But then the stakes changed, leading Buffalo to make immediate changes that are now being recognized by the World Smart City Awards as part of the Smart City Expo World Congress 2022 (SCEWC) in Barcelona, Spain, an international event dedicated to a better future for cities and their citizens. The City of Buffalo has been selected as a finalist for the Governance & Economy Award after 377 proposals from 60 countries were considered.
“Our 311 Call and resolution center is a main part of our bigger picture - the very fabric of what we do - which is connect directly with the residents of Buffalo and make sure their voices are heard,” says Buffalo Mayor, Byron W. Brown. “Our data and insights, as well as another one of our main initiatives, Clean Sweep, where we go into communities and hear from residents door to door, has really solidified for residents that we are committed to seeing growth, and innovation happen in our city.

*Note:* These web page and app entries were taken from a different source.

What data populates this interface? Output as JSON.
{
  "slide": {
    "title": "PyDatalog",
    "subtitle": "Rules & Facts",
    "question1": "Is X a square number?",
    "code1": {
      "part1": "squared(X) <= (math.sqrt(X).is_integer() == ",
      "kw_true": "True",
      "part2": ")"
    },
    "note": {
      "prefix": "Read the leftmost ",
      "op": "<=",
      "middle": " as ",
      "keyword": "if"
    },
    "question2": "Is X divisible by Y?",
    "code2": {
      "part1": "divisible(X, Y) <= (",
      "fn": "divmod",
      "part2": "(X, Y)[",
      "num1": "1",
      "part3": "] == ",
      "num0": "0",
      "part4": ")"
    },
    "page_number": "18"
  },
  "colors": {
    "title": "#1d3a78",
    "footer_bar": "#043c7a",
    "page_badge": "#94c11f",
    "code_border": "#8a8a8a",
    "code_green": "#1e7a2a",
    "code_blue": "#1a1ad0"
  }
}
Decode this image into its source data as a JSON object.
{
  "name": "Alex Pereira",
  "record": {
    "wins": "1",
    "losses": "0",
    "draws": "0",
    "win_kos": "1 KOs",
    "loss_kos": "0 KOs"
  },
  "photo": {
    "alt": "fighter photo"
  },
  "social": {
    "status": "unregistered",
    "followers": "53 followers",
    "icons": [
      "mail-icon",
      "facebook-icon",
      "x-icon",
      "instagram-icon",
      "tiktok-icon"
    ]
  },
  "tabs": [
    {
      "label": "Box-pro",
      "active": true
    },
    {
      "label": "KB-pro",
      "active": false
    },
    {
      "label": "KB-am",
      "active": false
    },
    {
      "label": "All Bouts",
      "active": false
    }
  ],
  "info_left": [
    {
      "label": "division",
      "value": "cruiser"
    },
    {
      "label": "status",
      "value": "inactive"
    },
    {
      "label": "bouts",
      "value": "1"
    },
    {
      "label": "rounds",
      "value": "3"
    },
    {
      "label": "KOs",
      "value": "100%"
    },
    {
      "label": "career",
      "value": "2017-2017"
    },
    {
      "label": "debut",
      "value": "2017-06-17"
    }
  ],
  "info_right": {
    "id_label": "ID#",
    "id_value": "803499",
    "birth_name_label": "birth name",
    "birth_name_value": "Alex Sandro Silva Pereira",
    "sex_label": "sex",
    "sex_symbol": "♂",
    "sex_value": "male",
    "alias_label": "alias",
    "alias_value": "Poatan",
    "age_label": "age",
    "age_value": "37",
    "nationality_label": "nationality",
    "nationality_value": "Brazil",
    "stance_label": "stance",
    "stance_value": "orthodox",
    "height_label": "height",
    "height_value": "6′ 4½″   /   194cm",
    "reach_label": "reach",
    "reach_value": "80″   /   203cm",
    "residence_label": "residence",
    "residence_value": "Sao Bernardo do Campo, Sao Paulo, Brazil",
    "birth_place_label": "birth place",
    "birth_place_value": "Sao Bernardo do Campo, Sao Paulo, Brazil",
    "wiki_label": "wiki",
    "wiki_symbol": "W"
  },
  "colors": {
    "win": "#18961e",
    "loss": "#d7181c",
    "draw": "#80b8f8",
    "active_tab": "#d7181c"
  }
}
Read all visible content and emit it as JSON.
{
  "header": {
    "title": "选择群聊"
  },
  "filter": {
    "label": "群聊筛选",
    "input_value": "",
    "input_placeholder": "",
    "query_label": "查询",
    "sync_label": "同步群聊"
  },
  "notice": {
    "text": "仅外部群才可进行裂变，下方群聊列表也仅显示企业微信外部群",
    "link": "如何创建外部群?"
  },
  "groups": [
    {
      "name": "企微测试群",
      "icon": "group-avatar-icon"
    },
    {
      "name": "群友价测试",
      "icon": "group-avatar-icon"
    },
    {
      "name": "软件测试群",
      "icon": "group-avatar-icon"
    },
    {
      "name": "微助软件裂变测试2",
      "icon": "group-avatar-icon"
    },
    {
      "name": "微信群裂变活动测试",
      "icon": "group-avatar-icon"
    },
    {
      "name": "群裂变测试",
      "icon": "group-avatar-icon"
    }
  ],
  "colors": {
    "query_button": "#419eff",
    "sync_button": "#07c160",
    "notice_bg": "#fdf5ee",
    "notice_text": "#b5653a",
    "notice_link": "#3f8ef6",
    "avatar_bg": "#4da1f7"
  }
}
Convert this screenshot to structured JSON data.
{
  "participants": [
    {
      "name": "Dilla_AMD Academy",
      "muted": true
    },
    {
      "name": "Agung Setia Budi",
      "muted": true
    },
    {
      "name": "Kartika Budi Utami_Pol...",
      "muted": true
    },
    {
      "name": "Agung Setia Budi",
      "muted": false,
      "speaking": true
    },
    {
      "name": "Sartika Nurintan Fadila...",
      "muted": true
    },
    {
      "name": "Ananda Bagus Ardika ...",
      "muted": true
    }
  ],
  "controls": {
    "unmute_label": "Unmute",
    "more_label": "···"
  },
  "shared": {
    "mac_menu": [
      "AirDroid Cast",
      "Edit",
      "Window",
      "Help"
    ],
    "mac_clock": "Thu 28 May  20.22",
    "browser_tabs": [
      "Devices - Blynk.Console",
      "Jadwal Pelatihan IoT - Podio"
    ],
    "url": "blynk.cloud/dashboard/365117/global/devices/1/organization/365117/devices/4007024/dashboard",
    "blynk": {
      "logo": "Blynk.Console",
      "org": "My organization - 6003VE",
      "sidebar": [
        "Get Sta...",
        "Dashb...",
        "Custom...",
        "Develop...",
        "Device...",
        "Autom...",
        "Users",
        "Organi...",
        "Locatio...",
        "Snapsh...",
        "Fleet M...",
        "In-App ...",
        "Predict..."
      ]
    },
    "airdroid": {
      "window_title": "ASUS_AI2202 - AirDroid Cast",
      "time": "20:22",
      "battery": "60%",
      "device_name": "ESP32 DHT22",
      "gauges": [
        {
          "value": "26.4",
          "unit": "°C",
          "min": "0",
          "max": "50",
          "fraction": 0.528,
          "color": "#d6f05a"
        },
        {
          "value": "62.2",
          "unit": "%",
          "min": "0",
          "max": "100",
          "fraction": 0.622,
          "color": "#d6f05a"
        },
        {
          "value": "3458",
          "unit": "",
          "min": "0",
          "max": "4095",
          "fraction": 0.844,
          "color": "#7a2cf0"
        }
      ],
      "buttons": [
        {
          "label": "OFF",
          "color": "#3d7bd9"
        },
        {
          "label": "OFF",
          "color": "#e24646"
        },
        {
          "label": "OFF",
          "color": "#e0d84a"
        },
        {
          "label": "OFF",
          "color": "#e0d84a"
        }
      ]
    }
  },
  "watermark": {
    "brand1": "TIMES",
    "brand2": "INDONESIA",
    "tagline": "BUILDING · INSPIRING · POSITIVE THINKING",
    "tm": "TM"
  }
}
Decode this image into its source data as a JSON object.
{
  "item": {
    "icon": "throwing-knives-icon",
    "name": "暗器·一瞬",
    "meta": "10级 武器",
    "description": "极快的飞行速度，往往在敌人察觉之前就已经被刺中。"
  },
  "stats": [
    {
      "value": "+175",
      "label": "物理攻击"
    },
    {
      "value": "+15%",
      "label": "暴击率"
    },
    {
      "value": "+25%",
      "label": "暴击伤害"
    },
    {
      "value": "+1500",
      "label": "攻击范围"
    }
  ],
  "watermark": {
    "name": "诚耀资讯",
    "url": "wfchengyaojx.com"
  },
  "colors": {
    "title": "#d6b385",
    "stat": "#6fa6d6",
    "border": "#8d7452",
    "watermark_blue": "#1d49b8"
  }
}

The New Normal
In March of 2020, Buffalo had its first cases of COVID-19. A work from home order was issued. Two weeks to curb the spread was on. The problem was, Buffalo didn’t have the infrastructure in place to enable remote call-center operations to maintain the 311 Call and Resolution Center. None of the employees had experience working from home. Yet they understood citizens would rely on this trusted resource for help. Agents would need to answer calls remotely, while having secure access to city information and the latest guidance.
Who knew how long the stay-at-home order would last. It was to become the new normal, and the City didn’t take any chances. They immediately phoned in their friends – The University of Buffalo and Cisco.
No stranger to standing up critical infrastructure quickly, the university had the communications solutions needed for remote work and had already scaled their Cisco infrastructure to enable more than 4,000 employees to work remotely. Alliances were formed so the city could replicate these best practices.
Over a weekend, the city, university, and Cisco integrated the university’s Cisco Expressway and Unified Communications manager into the city’s Webex Contact Center via the cloud. This provided the link between phones and the call center application. The 311 number was then connected to the university system, allowing a seamless transition to remote work. Finally, new Cisco phones and headsets were delivered to call-center agents at home and trainings were held to ensure that there was no interruption of 311 service when residents needed a consistent place to call at a time when everything else was changing.
On day-one of mandatory stay-at-home, agents were ready and vital city communications continued uninterrupted. Over the next several months, agents found they were answering as many as ten times as many calls as they were pre-pandemic. Concerns changed from basic city infrastructure to needing information about COVID testing and vaccines.
Now as the pandemic is moving into a new stage, the city is applying these lessons to support a hybrid-work model, relying on in-office staff and remote workers to support the mission of the 311 Call and Resolution Center.
In addition, updated technology and data analytics from 311 now enable other initiatives.
Operation Clean Sweep
Today, the City analyzes data from calls to establish sweep areas. Each area is approximately 150 to 200 houses. Operation Clean Sweep is essentially an extension of the 311-call center, that provides services directly to Buffalo’s residents, also known as the City of Good Neighbors.
The program connects callers with human services providers to remove trash and graffiti, prune trees, repair streetlights, reduce crime, provide social services, and better strengthen the relationship between the City and the people who call it home.
The City of Buffalo’s tale is one of resilience, perseverance, and innovation. When faced with an amazing race, they did what was necessary to continue to take care of its people during the pandemic. Then, as those needs changed again, they used the infrastructure already in place to adapt even further, bringing critical services directly to the community’s front door. Now recognized globally in the category of Governance & Economy by the SCEWC 2022 in Buffalo’s innovation is a model for success around the globe.
“Transforming our 311 Call Center program, and leading the Clean Sweep initiative, helped us transform Buffalo into a smart and connected city, building on our commitment to creating and sustaining a smart, effective government that promotes innovation as a way to help improve the quality of life for our residents, and in our neighborhoods,” says Buffalo Director of Citizen Services and Chief Service Officer Oswaldo Mestre explains. “We are humbled to see our work honored at the world stage as model for other cities.”